- Alcon agreed to pay Johnson & Johnson $199 million to settle a dispute over laser-assisted cataract surgery devices.
- J&J accused Alcon in 2020 of infringing on 12 of its U.S. patents by selling the LenSx Laser System. J&J subsequently expanded the case to cover copyright infringement claims and began a parallel challenge to Alcon in Europe.
- With a trial set to start this month, Alcon reached an agreement to settle the case for far less than the $3.1 billion that J&J’s damages expert claimed the company could be owed.
J&J’s case expanded from claiming Alcon infringed patents to accusing the company of stealing electronic copies of the source code for its own iFS Laser eye surgery device.

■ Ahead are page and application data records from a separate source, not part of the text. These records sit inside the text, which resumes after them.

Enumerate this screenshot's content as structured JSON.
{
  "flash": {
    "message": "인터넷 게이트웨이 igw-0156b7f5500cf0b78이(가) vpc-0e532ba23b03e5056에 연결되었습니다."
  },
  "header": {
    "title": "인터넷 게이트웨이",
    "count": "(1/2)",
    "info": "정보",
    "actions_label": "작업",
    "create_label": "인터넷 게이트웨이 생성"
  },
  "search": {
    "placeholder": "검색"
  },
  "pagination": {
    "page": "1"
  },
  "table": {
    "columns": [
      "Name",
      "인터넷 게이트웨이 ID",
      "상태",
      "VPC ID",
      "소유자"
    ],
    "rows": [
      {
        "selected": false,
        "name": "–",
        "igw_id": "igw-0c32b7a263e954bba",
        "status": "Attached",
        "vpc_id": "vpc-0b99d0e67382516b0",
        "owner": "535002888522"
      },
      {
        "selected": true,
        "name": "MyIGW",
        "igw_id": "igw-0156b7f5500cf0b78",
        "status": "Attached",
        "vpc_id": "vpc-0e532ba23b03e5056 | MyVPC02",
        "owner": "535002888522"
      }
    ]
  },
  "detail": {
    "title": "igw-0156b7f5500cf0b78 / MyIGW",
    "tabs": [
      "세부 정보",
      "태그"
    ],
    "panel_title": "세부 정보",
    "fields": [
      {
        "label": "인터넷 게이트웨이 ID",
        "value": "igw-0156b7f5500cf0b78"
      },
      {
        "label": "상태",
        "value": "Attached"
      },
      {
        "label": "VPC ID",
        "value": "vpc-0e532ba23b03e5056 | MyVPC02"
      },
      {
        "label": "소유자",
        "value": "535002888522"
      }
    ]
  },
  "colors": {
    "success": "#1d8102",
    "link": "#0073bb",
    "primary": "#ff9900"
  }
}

According to J&J, Alcon “incorporated at least 26,000 lines of that code wholesale into the LenSx computer program-including typos and dates from well before development of the LenSx began.”
Alcon vowed to “defend all of these cases vigorously” and hit back with its own patent infringement and invalidity claims against J&J. Now, the companies have agreed a settlement to resolve all pending legal proceedings.
“As part of the resolution of this matter, the parties have exchanged cross-licenses of certain intellectual property and other mutually agreed covenants and releases, and Alcon will make a one-time payment to J&J Surgical Vision, Inc. of USD 199 million for those rights and to resolve various worldwide intellectual property disputes relating to this matter,” Alcon wrote in a statement.
The settlement comes shortly before the trial was due to start and weeks after Alcon failed to persuade the court to block J&J’s damages expert from testifying at the trial about one of her key conclusions.
The expert concluded that J&J is entitled to “disgorge” Alcon’s profits from the sale of intraocular lenses. Alcon sold $3.1 billion in lenses to doctors who owned or leased a LenSx from 2011 to 2021.